Welcome to a brief overview of one of the Soviet Union’s most fascinating and unique foreign development projects through the lens of African countries and students. The Peoples’ Friendship University (in Russian: universitet druzhby narodov or UDN), rechristened Patrice Lumumba University, was a post-secondary institution established in 1960 exclusively catering to students from developing countries in Asia, South America and, most importantly for this initiative, Africa. In its 50 years of existence under Soviet direction, the University boasted having produced 7,000 qualified professionals in 48 African countries.

Lumumba University was established in the context of decolonization and Soviet initiatives to promote educational cooperation with the so-called ‘Third World’. Our initiative seeks to provide information on the links between the University and African countries during the Cold War. The research done for the Winter 2021 seminar at the University of Ottawa in African History: "Battleground Africa: Cold War Burning Hot" sheds light on a key piece of Soviet educational policy towards the 'Third World' and emphasizes African states' agency in dictating the terms of the educational aid. 

Patrice Lumumba University in a Soviet Propaganda Film
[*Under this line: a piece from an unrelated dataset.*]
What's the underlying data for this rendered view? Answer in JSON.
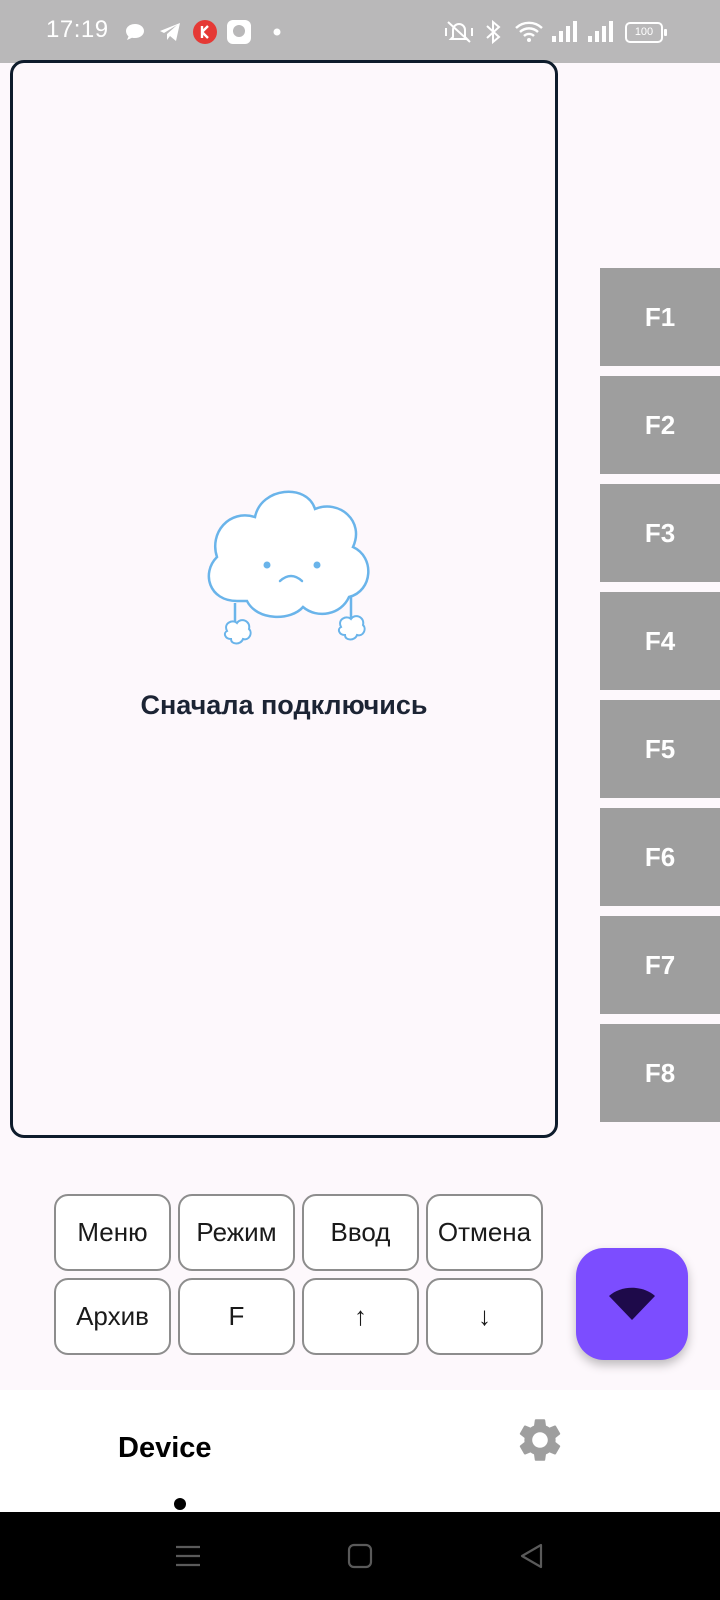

This Soviet Propaganda film showcases the progress made through modernization in the USSR and the rapid societal advancement under socialism.

(Periscope Films) Watch from 3:14-3:35, English translation of transcription: “Patrice Lumumba University is one of the Soviet universities that prepares such specialists. Actively helping modern national liberation movements is an international duty of the Soviet government. This duty is as sacred as strengthening the power, unity, and solidarity of the socialistic world system.”


Dawson Couture and Aidan Elliot (University of Ottawa)